*ALL IN!!!!!


<font color="#0000FF" size="4">[b]LET'S GO GIANTS!

02-05-2012, 11:21 AM
thank you for doing this all season RF.

ALL IN!!!!!


02-05-2012, 12:16 PM
Let's do this!!! Thanks RF

02-05-2012, 12:20 PM
Let's do this!!! Thanks RF

I am so confident it's frightening lol

02-05-2012, 12:25 PM
GREAT JOB RF and Thanks always love the info!!

02-05-2012, 12:27 PM
GREAT JOB RF and Thanks always love the info!!


02-05-2012, 12:38 PM
Let's do this!!! Thanks RF

I am so confident it's frightening* lol
I'm with you on the confidence. I'm setting up for my after game fireworks on the deck now!!!

02-05-2012, 12:40 PM
Let's do this!!! Thanks RF

I am so confident it's frightening lol
I'm with you on the confidence. I'm setting up for my after game fireworks on the deck now!!!

Don't set anything or anyone on fire...unless they are Pats' fans [;)]

02-05-2012, 01:10 PM
thanks Roanoke! [B]</P>

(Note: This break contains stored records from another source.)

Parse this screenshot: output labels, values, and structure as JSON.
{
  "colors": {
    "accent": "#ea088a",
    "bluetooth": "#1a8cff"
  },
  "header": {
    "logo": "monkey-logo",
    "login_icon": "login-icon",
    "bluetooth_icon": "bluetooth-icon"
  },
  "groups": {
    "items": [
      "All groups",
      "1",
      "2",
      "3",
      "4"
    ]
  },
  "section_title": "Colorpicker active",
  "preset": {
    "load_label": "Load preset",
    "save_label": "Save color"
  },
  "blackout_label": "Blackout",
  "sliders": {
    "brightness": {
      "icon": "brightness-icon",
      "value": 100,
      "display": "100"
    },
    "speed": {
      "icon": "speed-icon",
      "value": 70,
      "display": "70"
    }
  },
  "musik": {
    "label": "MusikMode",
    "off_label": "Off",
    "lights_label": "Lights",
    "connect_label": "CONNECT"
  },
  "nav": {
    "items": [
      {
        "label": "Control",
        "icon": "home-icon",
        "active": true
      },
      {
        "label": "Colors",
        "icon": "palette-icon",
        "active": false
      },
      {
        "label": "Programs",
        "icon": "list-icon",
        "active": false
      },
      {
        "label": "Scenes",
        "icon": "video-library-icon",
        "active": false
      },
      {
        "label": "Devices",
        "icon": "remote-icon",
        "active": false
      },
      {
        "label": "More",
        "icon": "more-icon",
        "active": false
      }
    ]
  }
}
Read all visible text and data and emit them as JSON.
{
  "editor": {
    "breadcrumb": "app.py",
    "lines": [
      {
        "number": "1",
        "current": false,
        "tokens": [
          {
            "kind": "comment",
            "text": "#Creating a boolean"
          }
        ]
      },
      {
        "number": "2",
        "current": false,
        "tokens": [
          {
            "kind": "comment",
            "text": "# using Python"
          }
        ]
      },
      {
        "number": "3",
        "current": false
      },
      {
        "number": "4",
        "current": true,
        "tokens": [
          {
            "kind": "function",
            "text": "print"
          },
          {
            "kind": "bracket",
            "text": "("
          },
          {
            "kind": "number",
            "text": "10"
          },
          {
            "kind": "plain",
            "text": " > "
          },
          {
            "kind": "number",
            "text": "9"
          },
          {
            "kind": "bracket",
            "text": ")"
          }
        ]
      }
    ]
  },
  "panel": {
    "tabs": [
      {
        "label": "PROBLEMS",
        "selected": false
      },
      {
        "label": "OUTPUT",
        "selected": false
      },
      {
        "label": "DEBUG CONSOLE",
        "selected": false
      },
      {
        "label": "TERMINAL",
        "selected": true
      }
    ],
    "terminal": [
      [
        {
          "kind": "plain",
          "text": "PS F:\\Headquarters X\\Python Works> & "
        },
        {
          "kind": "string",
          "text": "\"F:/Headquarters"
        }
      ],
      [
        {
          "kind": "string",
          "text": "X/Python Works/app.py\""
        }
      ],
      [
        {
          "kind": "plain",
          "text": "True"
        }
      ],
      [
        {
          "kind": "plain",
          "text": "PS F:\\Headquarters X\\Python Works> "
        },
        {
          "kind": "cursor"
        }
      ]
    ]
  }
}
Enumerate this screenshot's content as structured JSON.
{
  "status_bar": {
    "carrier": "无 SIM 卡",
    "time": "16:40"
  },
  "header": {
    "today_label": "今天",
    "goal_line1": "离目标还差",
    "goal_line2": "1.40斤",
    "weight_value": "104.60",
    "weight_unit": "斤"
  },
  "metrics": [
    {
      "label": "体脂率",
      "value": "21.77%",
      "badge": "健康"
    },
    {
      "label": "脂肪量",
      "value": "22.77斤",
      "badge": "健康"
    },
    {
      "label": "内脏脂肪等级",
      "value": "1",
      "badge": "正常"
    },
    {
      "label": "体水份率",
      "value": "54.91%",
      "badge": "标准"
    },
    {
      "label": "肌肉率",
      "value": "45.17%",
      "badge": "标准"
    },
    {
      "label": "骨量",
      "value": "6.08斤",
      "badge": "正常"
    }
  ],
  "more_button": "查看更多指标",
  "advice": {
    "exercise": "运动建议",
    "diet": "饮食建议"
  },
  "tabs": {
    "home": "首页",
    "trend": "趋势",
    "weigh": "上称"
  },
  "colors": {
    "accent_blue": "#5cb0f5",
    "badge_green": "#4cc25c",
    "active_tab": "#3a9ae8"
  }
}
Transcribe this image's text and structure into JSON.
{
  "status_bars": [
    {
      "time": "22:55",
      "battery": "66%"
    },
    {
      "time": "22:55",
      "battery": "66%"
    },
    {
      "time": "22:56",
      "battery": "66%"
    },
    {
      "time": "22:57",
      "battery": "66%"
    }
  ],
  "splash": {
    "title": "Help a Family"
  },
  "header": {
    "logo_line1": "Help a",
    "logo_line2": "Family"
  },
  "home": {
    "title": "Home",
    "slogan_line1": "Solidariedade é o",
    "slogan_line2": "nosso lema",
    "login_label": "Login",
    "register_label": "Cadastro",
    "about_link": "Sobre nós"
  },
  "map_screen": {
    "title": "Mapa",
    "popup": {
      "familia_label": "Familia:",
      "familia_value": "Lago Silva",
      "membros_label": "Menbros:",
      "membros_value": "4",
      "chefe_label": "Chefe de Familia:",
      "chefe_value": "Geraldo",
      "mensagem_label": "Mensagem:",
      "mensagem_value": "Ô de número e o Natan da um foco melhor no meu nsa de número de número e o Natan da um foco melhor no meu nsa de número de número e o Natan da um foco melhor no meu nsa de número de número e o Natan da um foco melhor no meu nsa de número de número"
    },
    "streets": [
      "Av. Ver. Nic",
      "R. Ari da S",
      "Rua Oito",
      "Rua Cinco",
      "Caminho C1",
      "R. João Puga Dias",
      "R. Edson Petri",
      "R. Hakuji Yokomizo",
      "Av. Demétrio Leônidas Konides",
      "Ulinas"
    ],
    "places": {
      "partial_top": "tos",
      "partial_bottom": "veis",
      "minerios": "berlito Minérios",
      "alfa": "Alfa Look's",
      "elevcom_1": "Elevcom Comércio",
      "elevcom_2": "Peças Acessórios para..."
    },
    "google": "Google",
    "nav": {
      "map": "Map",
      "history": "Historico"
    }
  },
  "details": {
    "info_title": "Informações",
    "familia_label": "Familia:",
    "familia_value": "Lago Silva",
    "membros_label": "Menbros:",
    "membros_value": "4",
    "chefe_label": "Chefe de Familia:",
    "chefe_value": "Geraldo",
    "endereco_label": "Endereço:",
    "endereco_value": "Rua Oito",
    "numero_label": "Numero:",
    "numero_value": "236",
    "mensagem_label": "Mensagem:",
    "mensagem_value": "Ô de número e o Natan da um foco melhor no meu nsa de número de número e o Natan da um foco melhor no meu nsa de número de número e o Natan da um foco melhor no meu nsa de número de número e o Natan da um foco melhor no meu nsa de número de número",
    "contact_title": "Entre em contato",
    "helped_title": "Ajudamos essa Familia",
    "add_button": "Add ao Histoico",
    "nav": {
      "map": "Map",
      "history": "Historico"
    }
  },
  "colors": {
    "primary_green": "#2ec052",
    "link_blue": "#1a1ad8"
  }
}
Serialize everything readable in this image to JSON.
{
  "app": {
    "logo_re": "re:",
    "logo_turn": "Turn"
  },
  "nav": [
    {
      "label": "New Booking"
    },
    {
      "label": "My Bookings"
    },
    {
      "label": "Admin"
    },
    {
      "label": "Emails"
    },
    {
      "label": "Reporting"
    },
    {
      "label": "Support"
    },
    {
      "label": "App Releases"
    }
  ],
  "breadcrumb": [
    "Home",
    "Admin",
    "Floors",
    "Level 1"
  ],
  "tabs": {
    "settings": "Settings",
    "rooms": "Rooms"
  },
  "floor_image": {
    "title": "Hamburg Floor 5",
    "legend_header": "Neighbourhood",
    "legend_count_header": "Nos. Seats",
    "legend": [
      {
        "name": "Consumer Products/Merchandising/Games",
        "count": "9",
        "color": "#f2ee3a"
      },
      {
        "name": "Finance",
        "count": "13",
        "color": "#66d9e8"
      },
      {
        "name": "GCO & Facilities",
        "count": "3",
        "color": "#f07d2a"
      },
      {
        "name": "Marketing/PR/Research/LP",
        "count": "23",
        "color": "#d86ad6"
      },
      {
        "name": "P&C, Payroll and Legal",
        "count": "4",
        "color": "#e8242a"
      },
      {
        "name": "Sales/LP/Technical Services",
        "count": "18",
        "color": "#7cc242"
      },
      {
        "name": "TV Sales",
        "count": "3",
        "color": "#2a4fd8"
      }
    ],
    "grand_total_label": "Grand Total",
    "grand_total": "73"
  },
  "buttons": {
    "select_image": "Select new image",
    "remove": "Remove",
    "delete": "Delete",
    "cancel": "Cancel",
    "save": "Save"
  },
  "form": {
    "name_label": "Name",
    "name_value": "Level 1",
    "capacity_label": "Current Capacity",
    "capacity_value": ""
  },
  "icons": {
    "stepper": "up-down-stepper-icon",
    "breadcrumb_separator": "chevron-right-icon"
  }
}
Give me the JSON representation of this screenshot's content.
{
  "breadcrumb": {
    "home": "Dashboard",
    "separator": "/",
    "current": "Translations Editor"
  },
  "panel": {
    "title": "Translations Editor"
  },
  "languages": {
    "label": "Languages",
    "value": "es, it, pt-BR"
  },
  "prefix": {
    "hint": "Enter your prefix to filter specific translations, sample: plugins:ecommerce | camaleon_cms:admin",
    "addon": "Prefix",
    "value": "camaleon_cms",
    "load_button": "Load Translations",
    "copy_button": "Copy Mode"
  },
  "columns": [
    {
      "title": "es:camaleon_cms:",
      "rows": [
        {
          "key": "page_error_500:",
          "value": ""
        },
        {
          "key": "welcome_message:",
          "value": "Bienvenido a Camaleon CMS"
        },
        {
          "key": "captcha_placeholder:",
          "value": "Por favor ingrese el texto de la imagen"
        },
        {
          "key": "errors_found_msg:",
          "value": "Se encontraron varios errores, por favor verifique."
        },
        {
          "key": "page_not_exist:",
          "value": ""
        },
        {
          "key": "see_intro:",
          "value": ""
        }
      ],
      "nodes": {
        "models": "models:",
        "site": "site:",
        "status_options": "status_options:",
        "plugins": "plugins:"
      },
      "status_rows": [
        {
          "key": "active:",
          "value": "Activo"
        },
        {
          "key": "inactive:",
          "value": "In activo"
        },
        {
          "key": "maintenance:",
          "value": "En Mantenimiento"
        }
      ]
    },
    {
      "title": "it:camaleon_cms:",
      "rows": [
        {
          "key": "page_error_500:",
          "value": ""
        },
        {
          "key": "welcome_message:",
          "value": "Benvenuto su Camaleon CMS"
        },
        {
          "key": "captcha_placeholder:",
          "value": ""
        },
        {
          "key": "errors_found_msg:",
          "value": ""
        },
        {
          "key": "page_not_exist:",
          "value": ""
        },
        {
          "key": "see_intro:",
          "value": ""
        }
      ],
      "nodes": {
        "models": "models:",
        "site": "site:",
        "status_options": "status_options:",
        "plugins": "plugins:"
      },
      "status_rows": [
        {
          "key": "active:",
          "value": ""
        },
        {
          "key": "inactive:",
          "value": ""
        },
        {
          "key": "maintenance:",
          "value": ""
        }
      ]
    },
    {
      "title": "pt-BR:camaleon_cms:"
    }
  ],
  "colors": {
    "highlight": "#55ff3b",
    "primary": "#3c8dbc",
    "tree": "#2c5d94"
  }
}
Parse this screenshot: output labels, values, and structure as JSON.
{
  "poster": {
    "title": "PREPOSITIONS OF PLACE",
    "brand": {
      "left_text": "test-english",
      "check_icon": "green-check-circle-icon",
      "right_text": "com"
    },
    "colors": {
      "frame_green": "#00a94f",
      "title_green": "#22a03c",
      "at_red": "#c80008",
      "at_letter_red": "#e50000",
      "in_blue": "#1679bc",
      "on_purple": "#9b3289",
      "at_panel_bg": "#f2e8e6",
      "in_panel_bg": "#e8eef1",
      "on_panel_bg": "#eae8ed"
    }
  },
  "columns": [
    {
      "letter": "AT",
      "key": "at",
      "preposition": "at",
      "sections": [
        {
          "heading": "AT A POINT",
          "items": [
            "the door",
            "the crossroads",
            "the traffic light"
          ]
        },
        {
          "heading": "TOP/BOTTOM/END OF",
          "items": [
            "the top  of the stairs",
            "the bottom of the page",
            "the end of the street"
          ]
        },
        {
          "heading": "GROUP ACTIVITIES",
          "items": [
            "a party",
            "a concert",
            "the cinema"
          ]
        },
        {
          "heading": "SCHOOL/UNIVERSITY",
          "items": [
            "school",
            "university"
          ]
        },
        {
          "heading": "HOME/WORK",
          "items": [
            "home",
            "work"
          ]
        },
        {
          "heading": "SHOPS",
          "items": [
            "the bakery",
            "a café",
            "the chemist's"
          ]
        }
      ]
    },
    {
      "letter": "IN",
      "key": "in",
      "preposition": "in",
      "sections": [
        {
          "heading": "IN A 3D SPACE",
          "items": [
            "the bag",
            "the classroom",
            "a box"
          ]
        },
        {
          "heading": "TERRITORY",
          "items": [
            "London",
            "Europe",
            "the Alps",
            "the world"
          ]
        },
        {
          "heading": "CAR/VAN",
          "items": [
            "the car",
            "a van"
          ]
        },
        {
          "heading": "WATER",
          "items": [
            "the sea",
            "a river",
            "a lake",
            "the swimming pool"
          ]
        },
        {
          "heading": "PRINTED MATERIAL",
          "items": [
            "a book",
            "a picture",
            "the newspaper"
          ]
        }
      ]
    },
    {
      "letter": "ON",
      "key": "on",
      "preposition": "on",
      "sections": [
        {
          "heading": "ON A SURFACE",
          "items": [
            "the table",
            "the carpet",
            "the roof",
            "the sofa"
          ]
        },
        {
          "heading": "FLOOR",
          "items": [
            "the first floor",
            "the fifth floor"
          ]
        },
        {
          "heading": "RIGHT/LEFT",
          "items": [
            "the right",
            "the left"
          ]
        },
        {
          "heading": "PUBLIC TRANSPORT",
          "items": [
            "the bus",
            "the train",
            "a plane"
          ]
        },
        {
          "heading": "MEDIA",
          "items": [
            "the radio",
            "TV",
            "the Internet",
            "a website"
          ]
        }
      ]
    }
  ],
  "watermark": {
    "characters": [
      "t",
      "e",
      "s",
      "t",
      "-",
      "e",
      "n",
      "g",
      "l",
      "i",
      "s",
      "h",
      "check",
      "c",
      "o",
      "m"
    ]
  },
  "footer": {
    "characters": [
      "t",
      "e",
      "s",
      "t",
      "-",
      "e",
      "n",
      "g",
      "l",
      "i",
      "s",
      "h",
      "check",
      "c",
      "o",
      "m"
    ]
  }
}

wow! superbowl Sunday and the New York Giants are playing! just wow! [:D]</P>

all we need is a chance. lets get this done G-Men. hard and fast! [;)]</P>

02-05-2012, 02:03 PM
thanks Roanoke! [B]</p>

wow! superbowl Sunday and the New York Giants are playing! just wow! [:D]</p>

all we need is a chance. lets get this done G-Men. hard and fast! [;)]</p>

Hold on tight, this is going to be quite a ride tonight

02-05-2012, 02:42 PM
Giants Fan Disses The **** Outta The Pats!

Cindy in INdy
02-05-2012, 03:00 PM
I can't believe it here FINALLY....thinking of all of you and thinking of my Gmen for sure...they are on their way to the stadium NOW</P>


02-05-2012, 03:13 PM
thanks Roanoke!* [B]</p>

wow!* superbowl Sunday and the New York Giants are playing!* just wow!* [:D]</p>

all we need is a chance.* lets get this done G-Men.* hard and fast!* [;)]</p>

Hold on tight, this is going to be quite a ride tonight

I want to echo the other thanks to you on this board, RF.

The NFL Awards show last night really screwed the pooch by not awarding you with the MVP of the GMB.


02-05-2012, 11:16 PM
thanks Roanoke! [B]</p>

wow! superbowl Sunday and the New York Giants are playing! just wow! [:D]</p>

all we need is a chance. lets get this done G-Men. hard and fast! [;)]</p>

Hold on tight, this is going to be quite a ride tonight

I want to echo the other thanks to you on this board, RF.

The NFL Awards show last night really screwed the pooch by not awarding you with the MVP of the GMB.


LOL Thanks.

02-06-2012, 09:29 AM
Gracious in Victory.......but How do they like us now????? Great Day to be alive!

02-06-2012, 10:03 AM
Gracious in Victory.......but How do they like us now????? Great Day to be alive!